— What to produce —
Set down the records that follow in full and without changes.

[Dataset rows for apps and sites]
+++

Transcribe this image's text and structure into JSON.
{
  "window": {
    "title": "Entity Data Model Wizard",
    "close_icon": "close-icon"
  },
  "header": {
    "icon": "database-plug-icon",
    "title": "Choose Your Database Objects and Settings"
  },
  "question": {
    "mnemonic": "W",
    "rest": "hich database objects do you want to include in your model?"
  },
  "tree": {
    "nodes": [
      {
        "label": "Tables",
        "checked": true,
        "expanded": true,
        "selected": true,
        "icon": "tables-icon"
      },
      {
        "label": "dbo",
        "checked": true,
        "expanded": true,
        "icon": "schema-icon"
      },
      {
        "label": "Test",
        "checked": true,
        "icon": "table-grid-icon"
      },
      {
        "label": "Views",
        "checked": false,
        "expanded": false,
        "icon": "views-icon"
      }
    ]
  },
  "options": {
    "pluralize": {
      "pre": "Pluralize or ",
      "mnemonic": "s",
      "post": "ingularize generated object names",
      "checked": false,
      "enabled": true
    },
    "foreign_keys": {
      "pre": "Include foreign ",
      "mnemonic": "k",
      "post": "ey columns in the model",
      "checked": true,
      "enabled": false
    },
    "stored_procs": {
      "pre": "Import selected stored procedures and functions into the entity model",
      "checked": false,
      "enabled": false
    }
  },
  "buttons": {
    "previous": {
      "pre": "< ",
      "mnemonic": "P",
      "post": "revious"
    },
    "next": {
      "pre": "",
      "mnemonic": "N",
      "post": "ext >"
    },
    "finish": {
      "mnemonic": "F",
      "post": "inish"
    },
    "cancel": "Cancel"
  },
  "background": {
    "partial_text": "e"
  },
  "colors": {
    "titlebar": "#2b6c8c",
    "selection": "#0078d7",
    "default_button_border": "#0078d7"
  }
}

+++

— Response to this task —
Transcribe this image's text and structure into JSON.
{
  "window": {
    "title": "Entity Data Model Wizard",
    "close_icon": "close-icon"
  },
  "header": {
    "icon": "database-plug-icon",
    "title": "Choose Your Database Objects and Settings"
  },
  "question": {
    "mnemonic": "W",
    "rest": "hich database objects do you want to include in your model?"
  },
  "tree": {
    "nodes": [
      {
        "label": "Tables",
        "checked": true,
        "expanded": true,
        "selected": true,
        "icon": "tables-icon"
      },
      {
        "label": "dbo",
        "checked": true,
        "expanded": true,
        "icon": "schema-icon"
      },
      {
        "label": "Test",
        "checked": true,
        "icon": "table-grid-icon"
      },
      {
        "label": "Views",
        "checked": false,
        "expanded": false,
        "icon": "views-icon"
      }
    ]
  },
  "options": {
    "pluralize": {
      "pre": "Pluralize or ",
      "mnemonic": "s",
      "post": "ingularize generated object names",
      "checked": false,
      "enabled": true
    },
    "foreign_keys": {
      "pre": "Include foreign ",
      "mnemonic": "k",
      "post": "ey columns in the model",
      "checked": true,
      "enabled": false
    },
    "stored_procs": {
      "pre": "Import selected stored procedures and functions into the entity model",
      "checked": false,
      "enabled": false
    }
  },
  "buttons": {
    "previous": {
      "pre": "< ",
      "mnemonic": "P",
      "post": "revious"
    },
    "next": {
      "pre": "",
      "mnemonic": "N",
      "post": "ext >"
    },
    "finish": {
      "mnemonic": "F",
      "post": "inish"
    },
    "cancel": "Cancel"
  },
  "background": {
    "partial_text": "e"
  },
  "colors": {
    "titlebar": "#2b6c8c",
    "selection": "#0078d7",
    "default_button_border": "#0078d7"
  }
}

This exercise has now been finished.